In other words, if you read online that President Obama is a Muslim, it probably won’t have much of an impact. But if you receive the same misinformation in an e-mail from a trusted pal, there’s a better chance you’ll take it seriously. That disturbing dynamic, in Garrett’s words, “may pose significant challenges to the democratic process.”
Garrett collected information from 600 Americans chosen at random between Nov. 6 and Nov. 20, 2008 — the weeks just after the presidential campaign. They were asked whether they had heard or read 10 specific rumors (eight false, two true) about the two major-party candidates.
“If respondents were familiar with a rumor, they were also asked whether they had encountered any information indicating that the statement was false, and what they believed the truth to be,” Garrett writes. Finally, they were asked about the sources they use to receive news, including traditional news websites, partisan blogs and personal e-mail.
Garrett found both exposure to, and belief in, the false rumors was generally low. Those who used the Internet for political information were more likely to have heard or read them. But they were also more likely to have come across a rebuttal, making the net effect of this exposure on belief very small.
“The Web promotes rumor circulation by virtue of the enormous reach of its online outlets, but it is not increasing credulity on the part of the public,” he writes.
However, politically minded e-mail contact between individuals did promote beliefs in false rumors, in part because the recipients were unlikely to also receive contradictory communications.
“E-mail rumoring appears to function as a reinforcing spiral,” he writes. “The more political e-mails that individuals received during the 2008 election, the more rumors they were likely to believe; and the more rumors individuals believed, the more political e-mails they sent.”
This dynamic threatens “to intensify partisan divisions and promote political extremity as individuals’ perception of what constitutes ‘fact’ increasingly reflects their political dispositions,” he adds.

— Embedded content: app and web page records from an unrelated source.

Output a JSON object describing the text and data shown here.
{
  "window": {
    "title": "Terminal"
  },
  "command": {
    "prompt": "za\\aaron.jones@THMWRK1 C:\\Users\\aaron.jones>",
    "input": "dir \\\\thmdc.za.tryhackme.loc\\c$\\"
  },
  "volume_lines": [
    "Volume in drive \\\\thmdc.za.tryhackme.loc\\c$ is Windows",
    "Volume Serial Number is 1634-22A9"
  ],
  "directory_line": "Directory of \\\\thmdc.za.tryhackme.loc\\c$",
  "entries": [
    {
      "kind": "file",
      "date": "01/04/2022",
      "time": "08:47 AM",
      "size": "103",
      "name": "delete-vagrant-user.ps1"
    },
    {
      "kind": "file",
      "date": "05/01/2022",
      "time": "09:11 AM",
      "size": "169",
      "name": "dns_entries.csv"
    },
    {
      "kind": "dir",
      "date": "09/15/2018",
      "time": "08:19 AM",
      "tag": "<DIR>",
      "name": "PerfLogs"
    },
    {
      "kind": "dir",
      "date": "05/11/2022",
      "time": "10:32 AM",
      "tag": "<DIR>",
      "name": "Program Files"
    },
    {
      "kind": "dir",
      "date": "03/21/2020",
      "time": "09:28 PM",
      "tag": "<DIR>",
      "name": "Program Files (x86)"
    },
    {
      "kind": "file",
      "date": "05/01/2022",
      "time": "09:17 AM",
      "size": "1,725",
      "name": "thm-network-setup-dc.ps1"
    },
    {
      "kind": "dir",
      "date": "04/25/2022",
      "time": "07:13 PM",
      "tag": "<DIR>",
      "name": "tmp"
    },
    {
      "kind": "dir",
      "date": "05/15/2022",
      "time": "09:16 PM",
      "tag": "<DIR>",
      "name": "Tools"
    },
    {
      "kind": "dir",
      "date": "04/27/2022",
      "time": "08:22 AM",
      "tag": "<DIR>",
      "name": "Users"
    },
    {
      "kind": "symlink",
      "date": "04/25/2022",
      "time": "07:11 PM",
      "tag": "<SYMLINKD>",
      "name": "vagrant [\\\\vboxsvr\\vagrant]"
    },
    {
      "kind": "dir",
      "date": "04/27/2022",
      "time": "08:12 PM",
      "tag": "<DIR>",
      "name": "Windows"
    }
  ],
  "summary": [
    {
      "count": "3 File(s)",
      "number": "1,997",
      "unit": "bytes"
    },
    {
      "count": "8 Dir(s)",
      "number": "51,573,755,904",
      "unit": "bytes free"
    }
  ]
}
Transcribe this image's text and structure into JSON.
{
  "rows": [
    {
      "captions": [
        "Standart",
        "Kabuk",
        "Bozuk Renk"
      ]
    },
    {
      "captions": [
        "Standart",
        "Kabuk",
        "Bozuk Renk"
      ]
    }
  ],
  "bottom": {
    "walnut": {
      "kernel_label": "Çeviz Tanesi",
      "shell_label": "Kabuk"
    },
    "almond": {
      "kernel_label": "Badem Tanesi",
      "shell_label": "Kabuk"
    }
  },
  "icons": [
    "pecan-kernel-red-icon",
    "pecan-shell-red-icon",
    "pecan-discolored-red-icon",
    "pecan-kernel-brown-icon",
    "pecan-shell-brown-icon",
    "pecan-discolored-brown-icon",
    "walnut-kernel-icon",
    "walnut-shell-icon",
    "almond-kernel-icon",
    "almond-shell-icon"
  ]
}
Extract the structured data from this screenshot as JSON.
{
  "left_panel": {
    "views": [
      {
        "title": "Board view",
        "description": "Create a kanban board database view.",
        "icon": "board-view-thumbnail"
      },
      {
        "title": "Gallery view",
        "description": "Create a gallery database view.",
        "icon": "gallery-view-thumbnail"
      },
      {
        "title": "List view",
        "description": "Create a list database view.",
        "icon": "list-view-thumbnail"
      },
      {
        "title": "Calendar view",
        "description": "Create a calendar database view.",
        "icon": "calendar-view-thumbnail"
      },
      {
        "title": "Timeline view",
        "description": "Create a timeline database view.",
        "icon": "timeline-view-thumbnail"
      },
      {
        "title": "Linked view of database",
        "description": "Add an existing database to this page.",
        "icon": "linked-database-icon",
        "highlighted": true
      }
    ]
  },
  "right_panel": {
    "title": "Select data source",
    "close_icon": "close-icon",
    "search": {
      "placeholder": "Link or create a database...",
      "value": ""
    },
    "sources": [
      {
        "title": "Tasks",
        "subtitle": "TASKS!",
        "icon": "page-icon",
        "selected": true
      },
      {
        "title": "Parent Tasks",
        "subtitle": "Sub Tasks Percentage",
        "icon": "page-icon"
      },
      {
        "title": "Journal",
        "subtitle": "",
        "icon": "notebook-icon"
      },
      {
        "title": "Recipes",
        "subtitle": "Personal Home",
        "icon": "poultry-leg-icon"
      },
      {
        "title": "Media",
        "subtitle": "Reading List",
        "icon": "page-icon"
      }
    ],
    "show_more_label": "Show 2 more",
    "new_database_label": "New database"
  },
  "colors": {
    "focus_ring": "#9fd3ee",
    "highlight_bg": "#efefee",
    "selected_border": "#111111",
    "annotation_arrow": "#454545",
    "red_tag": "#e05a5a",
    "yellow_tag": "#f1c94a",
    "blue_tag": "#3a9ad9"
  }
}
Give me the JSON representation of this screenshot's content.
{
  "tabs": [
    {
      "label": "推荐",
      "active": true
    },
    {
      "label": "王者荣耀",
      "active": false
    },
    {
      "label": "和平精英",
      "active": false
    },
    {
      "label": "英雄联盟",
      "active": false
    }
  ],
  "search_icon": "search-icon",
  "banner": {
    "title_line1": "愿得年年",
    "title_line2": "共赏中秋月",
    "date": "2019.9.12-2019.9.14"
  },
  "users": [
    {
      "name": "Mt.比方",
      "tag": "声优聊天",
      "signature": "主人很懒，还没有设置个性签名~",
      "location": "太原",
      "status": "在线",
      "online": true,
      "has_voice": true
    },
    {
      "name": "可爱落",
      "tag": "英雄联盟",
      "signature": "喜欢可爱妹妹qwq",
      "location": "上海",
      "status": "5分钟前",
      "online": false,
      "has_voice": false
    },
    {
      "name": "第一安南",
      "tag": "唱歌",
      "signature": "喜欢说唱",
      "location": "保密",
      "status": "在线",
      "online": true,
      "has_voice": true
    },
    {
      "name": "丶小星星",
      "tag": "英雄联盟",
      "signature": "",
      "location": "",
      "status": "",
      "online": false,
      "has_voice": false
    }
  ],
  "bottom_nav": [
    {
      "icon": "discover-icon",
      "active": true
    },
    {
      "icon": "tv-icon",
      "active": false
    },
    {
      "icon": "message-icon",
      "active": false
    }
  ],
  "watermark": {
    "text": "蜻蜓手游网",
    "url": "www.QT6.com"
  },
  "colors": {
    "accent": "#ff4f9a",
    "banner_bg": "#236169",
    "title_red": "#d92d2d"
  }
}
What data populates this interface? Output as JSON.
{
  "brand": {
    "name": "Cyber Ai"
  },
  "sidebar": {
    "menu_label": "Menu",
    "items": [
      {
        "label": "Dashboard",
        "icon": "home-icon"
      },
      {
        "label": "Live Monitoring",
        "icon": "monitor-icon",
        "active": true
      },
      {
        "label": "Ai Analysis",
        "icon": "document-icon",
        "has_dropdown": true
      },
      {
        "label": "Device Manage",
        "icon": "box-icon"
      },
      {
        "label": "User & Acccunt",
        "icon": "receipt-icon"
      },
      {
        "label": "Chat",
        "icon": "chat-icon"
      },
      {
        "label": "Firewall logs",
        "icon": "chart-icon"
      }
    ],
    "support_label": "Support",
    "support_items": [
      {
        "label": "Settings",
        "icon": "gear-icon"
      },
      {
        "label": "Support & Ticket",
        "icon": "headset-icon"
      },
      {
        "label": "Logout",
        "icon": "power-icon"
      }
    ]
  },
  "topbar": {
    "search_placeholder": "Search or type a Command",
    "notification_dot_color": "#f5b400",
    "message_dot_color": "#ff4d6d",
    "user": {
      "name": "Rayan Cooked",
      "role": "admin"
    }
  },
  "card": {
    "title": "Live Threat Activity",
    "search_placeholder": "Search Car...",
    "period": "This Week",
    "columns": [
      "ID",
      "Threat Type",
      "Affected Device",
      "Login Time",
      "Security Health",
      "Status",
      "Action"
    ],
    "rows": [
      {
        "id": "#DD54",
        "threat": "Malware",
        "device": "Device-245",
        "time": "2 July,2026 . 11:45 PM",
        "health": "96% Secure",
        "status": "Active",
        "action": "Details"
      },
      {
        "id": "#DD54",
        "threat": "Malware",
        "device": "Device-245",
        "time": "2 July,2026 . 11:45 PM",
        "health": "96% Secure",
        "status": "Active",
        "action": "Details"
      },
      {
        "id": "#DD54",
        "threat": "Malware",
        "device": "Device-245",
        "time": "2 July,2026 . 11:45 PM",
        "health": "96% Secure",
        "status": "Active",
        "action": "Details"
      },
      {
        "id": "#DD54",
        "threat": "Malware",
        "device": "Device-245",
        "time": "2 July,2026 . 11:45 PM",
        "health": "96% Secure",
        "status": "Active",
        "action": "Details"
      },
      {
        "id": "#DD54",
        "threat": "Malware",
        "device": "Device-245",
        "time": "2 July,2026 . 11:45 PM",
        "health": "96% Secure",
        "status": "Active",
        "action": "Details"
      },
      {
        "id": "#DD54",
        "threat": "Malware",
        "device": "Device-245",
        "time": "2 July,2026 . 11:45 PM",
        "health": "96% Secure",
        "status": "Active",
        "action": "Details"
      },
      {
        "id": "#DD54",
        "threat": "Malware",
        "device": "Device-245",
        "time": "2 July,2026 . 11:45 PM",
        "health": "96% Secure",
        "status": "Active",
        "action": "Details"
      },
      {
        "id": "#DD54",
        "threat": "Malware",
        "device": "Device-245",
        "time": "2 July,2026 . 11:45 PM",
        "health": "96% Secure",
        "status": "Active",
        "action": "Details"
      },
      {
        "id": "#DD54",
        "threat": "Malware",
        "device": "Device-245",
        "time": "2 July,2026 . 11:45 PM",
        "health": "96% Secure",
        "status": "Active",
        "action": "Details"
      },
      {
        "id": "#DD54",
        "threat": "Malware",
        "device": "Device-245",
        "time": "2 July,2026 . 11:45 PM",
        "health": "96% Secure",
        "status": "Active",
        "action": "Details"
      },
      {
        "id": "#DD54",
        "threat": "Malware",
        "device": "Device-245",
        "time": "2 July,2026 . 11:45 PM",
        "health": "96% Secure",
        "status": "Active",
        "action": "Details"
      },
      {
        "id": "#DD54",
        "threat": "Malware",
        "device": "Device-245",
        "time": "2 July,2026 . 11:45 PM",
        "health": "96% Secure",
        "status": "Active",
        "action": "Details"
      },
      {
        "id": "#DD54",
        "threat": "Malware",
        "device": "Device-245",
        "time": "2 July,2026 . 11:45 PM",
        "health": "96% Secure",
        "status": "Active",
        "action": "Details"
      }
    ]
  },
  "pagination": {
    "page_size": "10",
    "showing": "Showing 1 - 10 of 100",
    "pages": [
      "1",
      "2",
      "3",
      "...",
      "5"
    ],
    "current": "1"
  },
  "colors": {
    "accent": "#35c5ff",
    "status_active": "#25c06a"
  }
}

Garrett reports the impact of this spiral is “modest to date,” but he fears it will not remain so. “The risk is that the more people come to rely on [social] networks for political information, the faster rumors will spread, and the more influence attitudinal biases will have on political beliefs,” he writes.
Whatever their faults, professional journalists have the ability and inclination to check out stories for their veracity — even those they might like to be true. If we increasingly get political information from e-mail correspondents and Facebook friends who can't or won't distinguish truth from fiction, we’re all in trouble. Spread the word.